**Directions**.
The data below is to be set down exactly.
══ Given information ══
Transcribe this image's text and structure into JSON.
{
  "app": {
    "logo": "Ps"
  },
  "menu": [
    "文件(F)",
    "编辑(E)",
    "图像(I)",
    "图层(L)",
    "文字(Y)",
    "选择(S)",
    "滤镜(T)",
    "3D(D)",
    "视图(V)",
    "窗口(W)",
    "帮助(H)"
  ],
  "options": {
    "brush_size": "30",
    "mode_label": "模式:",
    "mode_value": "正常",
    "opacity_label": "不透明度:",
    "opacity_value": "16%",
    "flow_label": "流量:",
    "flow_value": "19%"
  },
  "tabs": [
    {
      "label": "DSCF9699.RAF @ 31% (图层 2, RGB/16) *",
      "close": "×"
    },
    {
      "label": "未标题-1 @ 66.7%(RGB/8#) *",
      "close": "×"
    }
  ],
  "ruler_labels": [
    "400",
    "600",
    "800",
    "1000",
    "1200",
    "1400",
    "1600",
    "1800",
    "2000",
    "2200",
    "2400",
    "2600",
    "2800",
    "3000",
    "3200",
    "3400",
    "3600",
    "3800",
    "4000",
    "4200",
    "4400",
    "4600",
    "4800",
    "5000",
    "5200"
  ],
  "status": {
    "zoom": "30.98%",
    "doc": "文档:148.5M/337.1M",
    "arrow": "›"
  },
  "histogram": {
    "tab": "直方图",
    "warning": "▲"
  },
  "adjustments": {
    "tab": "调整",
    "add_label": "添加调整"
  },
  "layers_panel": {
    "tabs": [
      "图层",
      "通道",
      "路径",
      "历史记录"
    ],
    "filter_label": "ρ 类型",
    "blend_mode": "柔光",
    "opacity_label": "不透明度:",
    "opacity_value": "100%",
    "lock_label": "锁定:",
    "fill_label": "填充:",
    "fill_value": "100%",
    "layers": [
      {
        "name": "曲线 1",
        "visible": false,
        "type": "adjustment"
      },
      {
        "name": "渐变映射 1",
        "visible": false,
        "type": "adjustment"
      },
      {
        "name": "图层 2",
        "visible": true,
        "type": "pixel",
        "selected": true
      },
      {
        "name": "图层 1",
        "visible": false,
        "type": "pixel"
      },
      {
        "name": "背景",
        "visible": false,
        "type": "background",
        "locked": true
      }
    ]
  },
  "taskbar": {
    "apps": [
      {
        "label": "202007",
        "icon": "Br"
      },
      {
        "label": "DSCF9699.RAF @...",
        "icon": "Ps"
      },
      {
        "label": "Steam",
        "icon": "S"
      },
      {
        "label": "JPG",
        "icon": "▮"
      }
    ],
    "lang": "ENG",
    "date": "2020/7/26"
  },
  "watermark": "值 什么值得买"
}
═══
**Written answer**.
Transcribe this image's text and structure into JSON.
{
  "app": {
    "logo": "Ps"
  },
  "menu": [
    "文件(F)",
    "编辑(E)",
    "图像(I)",
    "图层(L)",
    "文字(Y)",
    "选择(S)",
    "滤镜(T)",
    "3D(D)",
    "视图(V)",
    "窗口(W)",
    "帮助(H)"
  ],
  "options": {
    "brush_size": "30",
    "mode_label": "模式:",
    "mode_value": "正常",
    "opacity_label": "不透明度:",
    "opacity_value": "16%",
    "flow_label": "流量:",
    "flow_value": "19%"
  },
  "tabs": [
    {
      "label": "DSCF9699.RAF @ 31% (图层 2, RGB/16) *",
      "close": "×"
    },
    {
      "label": "未标题-1 @ 66.7%(RGB/8#) *",
      "close": "×"
    }
  ],
  "ruler_labels": [
    "400",
    "600",
    "800",
    "1000",
    "1200",
    "1400",
    "1600",
    "1800",
    "2000",
    "2200",
    "2400",
    "2600",
    "2800",
    "3000",
    "3200",
    "3400",
    "3600",
    "3800",
    "4000",
    "4200",
    "4400",
    "4600",
    "4800",
    "5000",
    "5200"
  ],
  "status": {
    "zoom": "30.98%",
    "doc": "文档:148.5M/337.1M",
    "arrow": "›"
  },
  "histogram": {
    "tab": "直方图",
    "warning": "▲"
  },
  "adjustments": {
    "tab": "调整",
    "add_label": "添加调整"
  },
  "layers_panel": {
    "tabs": [
      "图层",
      "通道",
      "路径",
      "历史记录"
    ],
    "filter_label": "ρ 类型",
    "blend_mode": "柔光",
    "opacity_label": "不透明度:",
    "opacity_value": "100%",
    "lock_label": "锁定:",
    "fill_label": "填充:",
    "fill_value": "100%",
    "layers": [
      {
        "name": "曲线 1",
        "visible": false,
        "type": "adjustment"
      },
      {
        "name": "渐变映射 1",
        "visible": false,
        "type": "adjustment"
      },
      {
        "name": "图层 2",
        "visible": true,
        "type": "pixel",
        "selected": true
      },
      {
        "name": "图层 1",
        "visible": false,
        "type": "pixel"
      },
      {
        "name": "背景",
        "visible": false,
        "type": "background",
        "locked": true
      }
    ]
  },
  "taskbar": {
    "apps": [
      {
        "label": "202007",
        "icon": "Br"
      },
      {
        "label": "DSCF9699.RAF @...",
        "icon": "Ps"
      },
      {
        "label": "Steam",
        "icon": "S"
      },
      {
        "label": "JPG",
        "icon": "▮"
      }
    ],
    "lang": "ENG",
    "date": "2020/7/26"
  },
  "watermark": "值 什么值得买"
}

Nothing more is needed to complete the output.